Efforts have been made to improve the education of women, and girls account for 45% of primary school enrollment. However, the overall literacy rate for women is still very low and lags far behind that for men. Bhutan's estimated rate of adult illiteracy for the year 2000 stood at 52.7% (males, 38.9%; females, 66.4%). The official language is Dzongkha (written in the Tibetan script). However, English is widely used. Education is not compulsory. The educational system consists of seven years of primary schooling followed by four years of secondary school. In 1994, primary schools enrolled 60,089 pupils. In the same year, secondary schools enrolled 7,299 students. The pupil-teacher ratio at the primary level was 42 to 1 in 1999.
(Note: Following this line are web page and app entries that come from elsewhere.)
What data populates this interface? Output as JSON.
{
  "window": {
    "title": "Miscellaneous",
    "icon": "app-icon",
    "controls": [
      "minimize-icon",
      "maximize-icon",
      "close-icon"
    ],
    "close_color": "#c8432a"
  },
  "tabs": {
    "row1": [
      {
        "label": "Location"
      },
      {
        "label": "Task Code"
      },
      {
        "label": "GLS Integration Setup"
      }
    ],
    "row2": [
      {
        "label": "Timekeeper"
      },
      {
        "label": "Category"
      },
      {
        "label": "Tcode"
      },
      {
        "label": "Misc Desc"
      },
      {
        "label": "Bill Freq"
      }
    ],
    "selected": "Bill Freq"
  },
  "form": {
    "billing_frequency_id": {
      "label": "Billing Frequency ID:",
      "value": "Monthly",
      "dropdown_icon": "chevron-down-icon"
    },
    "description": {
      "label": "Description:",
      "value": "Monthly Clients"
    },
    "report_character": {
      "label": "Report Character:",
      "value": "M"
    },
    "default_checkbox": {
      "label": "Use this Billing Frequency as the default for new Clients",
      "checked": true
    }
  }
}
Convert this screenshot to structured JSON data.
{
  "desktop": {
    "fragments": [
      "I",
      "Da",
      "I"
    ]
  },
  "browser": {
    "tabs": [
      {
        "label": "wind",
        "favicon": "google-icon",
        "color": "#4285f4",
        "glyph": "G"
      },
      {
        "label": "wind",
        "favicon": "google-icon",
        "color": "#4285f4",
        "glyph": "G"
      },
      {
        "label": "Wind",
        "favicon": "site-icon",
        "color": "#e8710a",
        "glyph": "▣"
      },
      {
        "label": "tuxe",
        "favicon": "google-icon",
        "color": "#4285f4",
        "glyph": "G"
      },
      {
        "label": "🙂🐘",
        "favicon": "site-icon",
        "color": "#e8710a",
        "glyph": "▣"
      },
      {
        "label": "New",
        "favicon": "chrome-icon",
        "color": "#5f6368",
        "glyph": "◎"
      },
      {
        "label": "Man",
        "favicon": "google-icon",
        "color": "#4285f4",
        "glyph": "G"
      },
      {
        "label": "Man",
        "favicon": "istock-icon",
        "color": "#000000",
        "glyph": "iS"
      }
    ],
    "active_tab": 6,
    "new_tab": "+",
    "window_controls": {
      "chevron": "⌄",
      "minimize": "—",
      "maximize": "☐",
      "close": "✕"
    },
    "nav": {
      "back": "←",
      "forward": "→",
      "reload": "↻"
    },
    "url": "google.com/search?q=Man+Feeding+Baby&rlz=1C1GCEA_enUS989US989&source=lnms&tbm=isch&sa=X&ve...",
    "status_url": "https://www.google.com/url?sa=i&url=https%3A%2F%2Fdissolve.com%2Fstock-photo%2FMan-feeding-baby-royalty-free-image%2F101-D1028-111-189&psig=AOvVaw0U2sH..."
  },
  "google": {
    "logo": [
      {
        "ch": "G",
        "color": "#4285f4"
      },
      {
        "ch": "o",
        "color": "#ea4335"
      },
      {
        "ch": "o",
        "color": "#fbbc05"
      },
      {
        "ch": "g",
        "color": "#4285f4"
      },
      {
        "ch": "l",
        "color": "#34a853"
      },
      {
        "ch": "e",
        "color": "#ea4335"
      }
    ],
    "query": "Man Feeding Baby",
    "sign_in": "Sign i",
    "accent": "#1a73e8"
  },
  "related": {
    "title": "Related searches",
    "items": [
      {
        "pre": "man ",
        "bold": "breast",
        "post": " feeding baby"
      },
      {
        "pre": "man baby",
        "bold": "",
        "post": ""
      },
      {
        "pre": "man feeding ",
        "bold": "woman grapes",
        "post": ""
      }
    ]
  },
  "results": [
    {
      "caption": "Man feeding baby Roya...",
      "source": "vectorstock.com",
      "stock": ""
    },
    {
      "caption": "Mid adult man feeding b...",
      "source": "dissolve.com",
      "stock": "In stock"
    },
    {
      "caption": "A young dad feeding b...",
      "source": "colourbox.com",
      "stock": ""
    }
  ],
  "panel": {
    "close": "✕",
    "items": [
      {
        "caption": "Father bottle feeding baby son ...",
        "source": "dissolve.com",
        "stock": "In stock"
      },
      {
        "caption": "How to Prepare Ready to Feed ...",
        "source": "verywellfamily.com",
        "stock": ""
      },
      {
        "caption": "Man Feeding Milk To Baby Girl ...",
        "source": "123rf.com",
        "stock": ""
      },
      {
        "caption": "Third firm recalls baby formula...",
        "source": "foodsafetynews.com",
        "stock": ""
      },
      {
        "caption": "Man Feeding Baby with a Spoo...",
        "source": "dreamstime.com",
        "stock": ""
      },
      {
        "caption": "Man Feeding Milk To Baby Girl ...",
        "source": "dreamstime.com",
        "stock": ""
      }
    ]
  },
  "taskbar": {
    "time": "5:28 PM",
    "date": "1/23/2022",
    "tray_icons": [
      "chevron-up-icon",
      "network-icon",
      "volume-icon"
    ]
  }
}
In 1991, Bhutan had 209 schools altogether, including 22 monastic schools, schools for Tibetan refugees, and six technical schools. There was at the highest-level one junior college, two teacher training colleges, and one degree college which was affiliated to the university at Delhi in India. Many teachers from India are employed in Bhutan.